Imagine if the construction crew who built your house skipped the blueprint. You’d end up living in a place with doors that lead nowhere and staircases that sharply drop off — if you even have them at all.
Blueprints ensure that your home is inviting, logical, and helpful to your everyday life. A similar thing happens with your website. Like your home, it should also have a blueprint, or sitemap as it’s known in the digital world.
What is a sitemap?
A sitemap is like a beautifully organized file cabinet (no messy manila file folders here). It organizes your website’s content in a hierarchical structure so that search engines can better locate, crawl, and index the content — all of which tells the search engine which pages are most important.
Flow chart diagrams or neat lists are the most common sitemap styles. Most sitemap diagrams display each page as a rectangle with lines which indicate the hierarchical relationship between pages. More advanced sitemaps may also show which pages link to one another. These visual connections represent the path that a user is likely to take when navigating your site.
Why do I need a sitemap?
Better organization and usability often equates with the one thing many site owners want most: better search engine optimization (SEO). Like humans, robots work better when organized. Having a well-structured sitemap will let search engines like Google crawl your website more efficiently and serve up more relevant results.
Users shouldn’t have to hunt for information on your site. Instead, your website should be navigable and help them follow a logical trail of information. For example, the homepage may lead them to your services page, which takes them to a specific service, which then leads them to an order or scheduling page; however, you may still want to place an “order now” or “contact us” button on each page to better accommodate users’ unique paths.
Moving pages around on a sitemap is much easier than doing it once the site is in development. Believe me, your developers will thank you. And once the site is live, if any new pages do need to be added, you will be able to see how they fit into the overall structure so you can find the optimal place to put them.
Sitemaps also foster better internal efficiency. Your team doesn’t need to be well-versed in computer code to read and understand your sitemap; however, you all should be familiar with your business’s content and how your consumers use it. When you know the ins and outs of your content, you can organize your sitemap in a way that optimizes the user experience and search engines’ indexing. If you’re not quite sure how your clients use your content, creating a sitemap will help you learn.
To get started on constructing your own sitemap:
- Take inventory of all of the pages on your website and begin to group them in categories.

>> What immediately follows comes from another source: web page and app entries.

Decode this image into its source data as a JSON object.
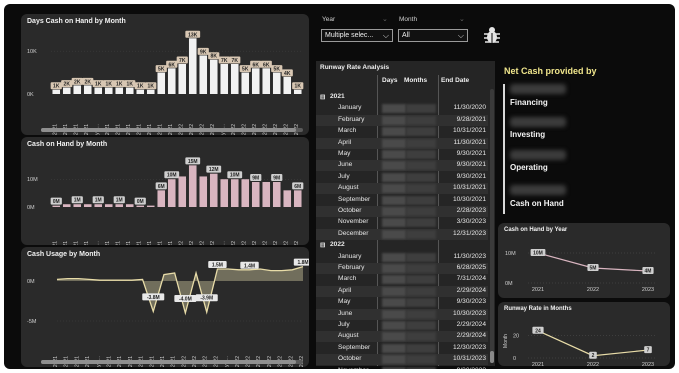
{
  "colors": {
    "accent_gold": "#e8dca8",
    "bar_white": "#f2f2f2",
    "bar_pink": "#d9b5c0",
    "net_title": "#f0e68c"
  },
  "months": [
    "Jan 2021",
    "Feb 2021",
    "Mar 2021",
    "Apr 2021",
    "May 2...",
    "Jun 2021",
    "Jul 2021",
    "Aug 2021",
    "Sep 2021",
    "Oct 2021",
    "Nov 2021",
    "Dec 2021",
    "Jan 2022",
    "Feb 2022",
    "Mar 2022",
    "Apr 2022",
    "May 2...",
    "Jun 2022",
    "Jul 2022",
    "Aug 2022",
    "Sep 2022",
    "Oct 2022",
    "Nov 2022",
    "Dec 2022"
  ],
  "days_chart": {
    "title": "Days Cash on Hand by Month",
    "ylim": [
      0,
      14000
    ],
    "ytick_labels": [
      "10K",
      "0K"
    ],
    "values": [
      1000,
      1500,
      2000,
      2000,
      1500,
      1500,
      1500,
      1500,
      1000,
      1000,
      5000,
      6000,
      7000,
      13000,
      9000,
      8000,
      7000,
      7000,
      5000,
      6000,
      6000,
      5000,
      4000,
      1000
    ],
    "labels": [
      "1K",
      "2K",
      "2K",
      "2K",
      "1K",
      "1K",
      "1K",
      "1K",
      "1K",
      "1K",
      "5K",
      "6K",
      "7K",
      "13K",
      "9K",
      "8K",
      "7K",
      "7K",
      "5K",
      "6K",
      "6K",
      "5K",
      "4K",
      "1K"
    ]
  },
  "cash_chart": {
    "title": "Cash on Hand by Month",
    "ylim": [
      0,
      18
    ],
    "ytick_labels": [
      "10M",
      "0M"
    ],
    "values": [
      0.5,
      1,
      1,
      1,
      1,
      1,
      1,
      1,
      0.5,
      0.5,
      6,
      10,
      11,
      15,
      11,
      12,
      10,
      10,
      10,
      9,
      9,
      9,
      6,
      6
    ],
    "labels": [
      "0M",
      "",
      "1M",
      "",
      "1M",
      "",
      "1M",
      "",
      "0M",
      "",
      "6M",
      "10M",
      "",
      "15M",
      "",
      "12M",
      "",
      "10M",
      "",
      "9M",
      "",
      "9M",
      "",
      "6M"
    ]
  },
  "usage_chart": {
    "title": "Cash Usage by Month",
    "ylim": [
      -6,
      2
    ],
    "ytick_labels": [
      "0M",
      "-5M"
    ],
    "values": [
      0.2,
      0.3,
      0.3,
      0.2,
      0.1,
      0.1,
      0.1,
      0.1,
      0.2,
      -3.8,
      0.8,
      1.0,
      -4.0,
      1.0,
      -3.9,
      1.5,
      1.5,
      1.4,
      1.4,
      1.5,
      1.3,
      1.3,
      1.4,
      1.8
    ],
    "labels": [
      "",
      "",
      "",
      "",
      "",
      "",
      "",
      "",
      "",
      "-3.8M",
      "",
      "",
      "-4.0M",
      "",
      "-3.9M",
      "1.5M",
      "",
      "",
      "1.4M",
      "",
      "",
      "",
      "",
      "1.8M"
    ]
  },
  "slicers": {
    "year_label": "Year",
    "year_value": "Multiple selec...",
    "month_label": "Month",
    "month_value": "All"
  },
  "matrix": {
    "title": "Runway Rate Analysis",
    "headers": [
      "Days",
      "Months",
      "End Date"
    ],
    "groups": [
      {
        "year": "2021",
        "rows": [
          [
            "January",
            "11/30/2020"
          ],
          [
            "February",
            "9/28/2021"
          ],
          [
            "March",
            "10/31/2021"
          ],
          [
            "April",
            "11/30/2021"
          ],
          [
            "May",
            "9/30/2021"
          ],
          [
            "June",
            "9/30/2021"
          ],
          [
            "July",
            "9/30/2021"
          ],
          [
            "August",
            "10/31/2021"
          ],
          [
            "September",
            "10/30/2021"
          ],
          [
            "October",
            "2/28/2023"
          ],
          [
            "November",
            "3/30/2023"
          ],
          [
            "December",
            "12/31/2023"
          ]
        ]
      },
      {
        "year": "2022",
        "rows": [
          [
            "January",
            "11/30/2023"
          ],
          [
            "February",
            "6/28/2025"
          ],
          [
            "March",
            "7/31/2024"
          ],
          [
            "April",
            "2/29/2024"
          ],
          [
            "May",
            "9/30/2023"
          ],
          [
            "June",
            "10/30/2023"
          ],
          [
            "July",
            "2/29/2024"
          ],
          [
            "August",
            "2/29/2024"
          ],
          [
            "September",
            "12/30/2023"
          ],
          [
            "October",
            "10/31/2023"
          ],
          [
            "November",
            "9/30/2023"
          ],
          [
            "December",
            "2/28/2023"
          ]
        ]
      }
    ]
  },
  "net_cash": {
    "title": "Net Cash provided by",
    "items": [
      "Financing",
      "Investing",
      "Operating",
      "Cash on Hand"
    ]
  },
  "cash_by_year": {
    "title": "Cash on Hand by Year",
    "ytick_labels": [
      "10M",
      "0M"
    ],
    "ylim": [
      0,
      14
    ],
    "categories": [
      "2021",
      "2022",
      "2023"
    ],
    "values": [
      10,
      5,
      4
    ],
    "labels": [
      "10M",
      "5M",
      "4M"
    ]
  },
  "runway_months": {
    "title": "Runway Rate in Months",
    "ylabel": "Month",
    "ytick_labels": [
      "20",
      "0"
    ],
    "ylim": [
      0,
      30
    ],
    "categories": [
      "2021",
      "2022",
      "2023"
    ],
    "values": [
      24,
      2,
      7
    ],
    "labels": [
      "24",
      "2",
      "7"
    ]
  },
  "chart_data": [
    {
      "type": "bar",
      "title": "Days Cash on Hand by Month",
      "categories_ref": "months",
      "values": [
        1000,
        1500,
        2000,
        2000,
        1500,
        1500,
        1500,
        1500,
        1000,
        1000,
        5000,
        6000,
        7000,
        13000,
        9000,
        8000,
        7000,
        7000,
        5000,
        6000,
        6000,
        5000,
        4000,
        1000
      ]
    },
    {
      "type": "bar",
      "title": "Cash on Hand by Month",
      "values": [
        0.5,
        1,
        1,
        1,
        1,
        1,
        1,
        1,
        0.5,
        0.5,
        6,
        10,
        11,
        15,
        11,
        12,
        10,
        10,
        10,
        9,
        9,
        9,
        6,
        6
      ]
    },
    {
      "type": "area",
      "title": "Cash Usage by Month",
      "values": [
        0.2,
        0.3,
        0.3,
        0.2,
        0.1,
        0.1,
        0.1,
        0.1,
        0.2,
        -3.8,
        0.8,
        1.0,
        -4.0,
        1.0,
        -3.9,
        1.5,
        1.5,
        1.4,
        1.4,
        1.5,
        1.3,
        1.3,
        1.4,
        1.8
      ]
    },
    {
      "type": "line",
      "title": "Cash on Hand by Year",
      "categories": [
        "2021",
        "2022",
        "2023"
      ],
      "values": [
        10,
        5,
        4
      ]
    },
    {
      "type": "line",
      "title": "Runway Rate in Months",
      "categories": [
        "2021",
        "2022",
        "2023"
      ],
      "values": [
        24,
        2,
        7
      ]
    }
  ]
}
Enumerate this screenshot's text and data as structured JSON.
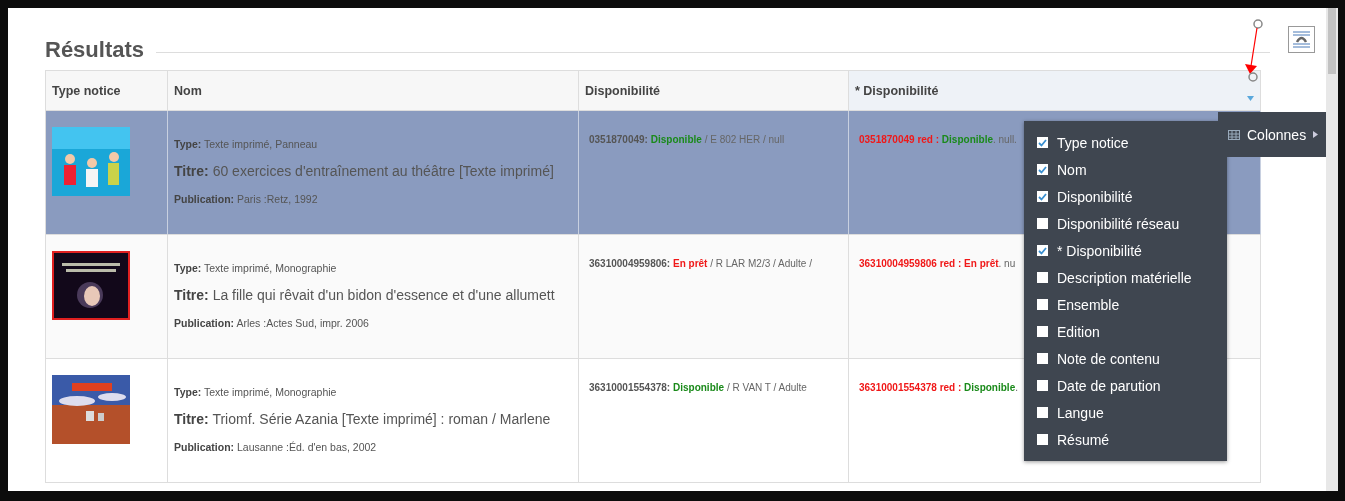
{
  "heading": "Résultats",
  "table": {
    "columns": [
      {
        "label": "Type notice",
        "sorted": false
      },
      {
        "label": "Nom",
        "sorted": false
      },
      {
        "label": "Disponibilité",
        "sorted": false
      },
      {
        "label": "* Disponibilité",
        "sorted": true
      }
    ],
    "rows": [
      {
        "selected": true,
        "type": "**Type:** Texte imprimé, Panneau",
        "title": "**Titre:** 60 exercices d'entraînement au théâtre [Texte imprimé]",
        "publication": "**Publication:** Paris :Retz, 1992",
        "availability": {
          "code": "0351870049:",
          "status": {
            "text": "Disponible",
            "color": "#1a8a1a"
          },
          "rest": "/ E 802 HER / null"
        },
        "network": {
          "code": "0351870049 red :",
          "status": {
            "text": "Disponible",
            "color": "#1a8a1a"
          },
          "rest": ". null."
        }
      },
      {
        "selected": false,
        "type": "**Type:** Texte imprimé, Monographie",
        "title": "**Titre:** La fille qui rêvait d'un bidon d'essence et d'une allumett",
        "publication": "**Publication:** Arles :Actes Sud, impr. 2006",
        "availability": {
          "code": "36310004959806:",
          "status": {
            "text": "En prêt",
            "color": "#f01818"
          },
          "rest": "/ R LAR M2/3 / Adulte /"
        },
        "network": {
          "code": "36310004959806 red :",
          "status": {
            "text": "En prêt",
            "color": "#f01818"
          },
          "rest": ". nu"
        }
      },
      {
        "selected": false,
        "type": "**Type:** Texte imprimé, Monographie",
        "title": "**Titre:** Triomf. Série Azania [Texte imprimé] : roman / Marlene",
        "publication": "**Publication:** Lausanne :Éd. d'en bas, 2002",
        "availability": {
          "code": "36310001554378:",
          "status": {
            "text": "Disponible",
            "color": "#1a8a1a"
          },
          "rest": "/ R VAN T / Adulte"
        },
        "network": {
          "code": "36310001554378 red :",
          "status": {
            "text": "Disponible",
            "color": "#1a8a1a"
          },
          "rest": "."
        }
      }
    ]
  },
  "columns_button": {
    "label": "Colonnes"
  },
  "columns_menu": [
    {
      "label": "Type notice",
      "checked": true
    },
    {
      "label": "Nom",
      "checked": true
    },
    {
      "label": "Disponibilité",
      "checked": true
    },
    {
      "label": "Disponibilité réseau",
      "checked": false
    },
    {
      "label": "* Disponibilité",
      "checked": true
    },
    {
      "label": "Description matérielle",
      "checked": false
    },
    {
      "label": "Ensemble",
      "checked": false
    },
    {
      "label": "Edition",
      "checked": false
    },
    {
      "label": "Note de contenu",
      "checked": false
    },
    {
      "label": "Date de parution",
      "checked": false
    },
    {
      "label": "Langue",
      "checked": false
    },
    {
      "label": "Résumé",
      "checked": false
    }
  ]
}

Take note of overarching themes and organize content underneath each.
- Send out a user survey to see how people are actually using your site.
- Create a list of commonly-performed actions on your site and document the user path to completing those actions. Can you simplify the path?
- Check your website analytics to see what pages are getting the most views and which ones are getting the least. Most-viewed pages should get more prominence and little-viewed ones can be demoted or even removed.
- If you can access search history on your website, check to see what terms people are entering most frequently. Can you make those items easier to access?
With the new year upon us (and the organization refresh mindset at its peak), now is a great time to get your sitemap in tip-top shape. If you need an extra boost in creating or touching up your sitemap, give MJM a call — we would be delighted to help.